**DATA IN THIS EXERCISE**
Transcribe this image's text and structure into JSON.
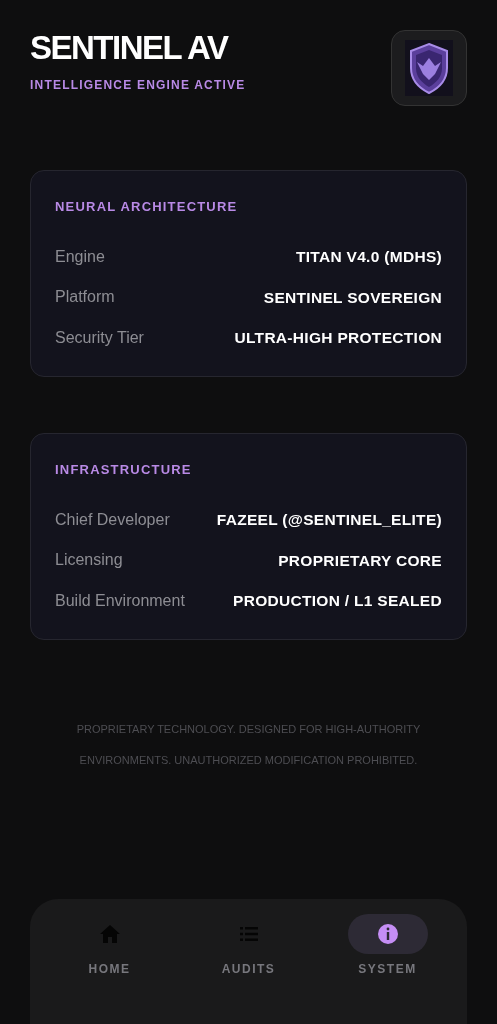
{
  "header": {
    "title": "SENTINEL AV",
    "subtitle": "INTELLIGENCE ENGINE ACTIVE"
  },
  "cards": [
    {
      "title": "NEURAL ARCHITECTURE",
      "rows": [
        {
          "label": "Engine",
          "value": "TITAN V4.0 (MDHS)"
        },
        {
          "label": "Platform",
          "value": "SENTINEL SOVEREIGN"
        },
        {
          "label": "Security Tier",
          "value": "ULTRA-HIGH PROTECTION"
        }
      ]
    },
    {
      "title": "INFRASTRUCTURE",
      "rows": [
        {
          "label": "Chief Developer",
          "value": "FAZEEL (@SENTINEL_ELITE)"
        },
        {
          "label": "Licensing",
          "value": "PROPRIETARY CORE"
        },
        {
          "label": "Build Environment",
          "value": "PRODUCTION / L1 SEALED"
        }
      ]
    }
  ],
  "footer_note": "PROPRIETARY TECHNOLOGY. DESIGNED FOR HIGH-AUTHORITY ENVIRONMENTS. UNAUTHORIZED MODIFICATION PROHIBITED.",
  "nav": [
    {
      "label": "HOME",
      "selected": false
    },
    {
      "label": "AUDITS",
      "selected": false
    },
    {
      "label": "SYSTEM",
      "selected": true
    }
  ]
}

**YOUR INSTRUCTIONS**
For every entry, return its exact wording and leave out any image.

**ANSWER BOX**
Transcribe this image's text and structure into JSON.
{
  "header": {
    "title": "SENTINEL AV",
    "subtitle": "INTELLIGENCE ENGINE ACTIVE"
  },
  "cards": [
    {
      "title": "NEURAL ARCHITECTURE",
      "rows": [
        {
          "label": "Engine",
          "value": "TITAN V4.0 (MDHS)"
        },
        {
          "label": "Platform",
          "value": "SENTINEL SOVEREIGN"
        },
        {
          "label": "Security Tier",
          "value": "ULTRA-HIGH PROTECTION"
        }
      ]
    },
    {
      "title": "INFRASTRUCTURE",
      "rows": [
        {
          "label": "Chief Developer",
          "value": "FAZEEL (@SENTINEL_ELITE)"
        },
        {
          "label": "Licensing",
          "value": "PROPRIETARY CORE"
        },
        {
          "label": "Build Environment",
          "value": "PRODUCTION / L1 SEALED"
        }
      ]
    }
  ],
  "footer_note": "PROPRIETARY TECHNOLOGY. DESIGNED FOR HIGH-AUTHORITY ENVIRONMENTS. UNAUTHORIZED MODIFICATION PROHIBITED.",
  "nav": [
    {
      "label": "HOME",
      "selected": false
    },
    {
      "label": "AUDITS",
      "selected": false
    },
    {
      "label": "SYSTEM",
      "selected": true
    }
  ]
}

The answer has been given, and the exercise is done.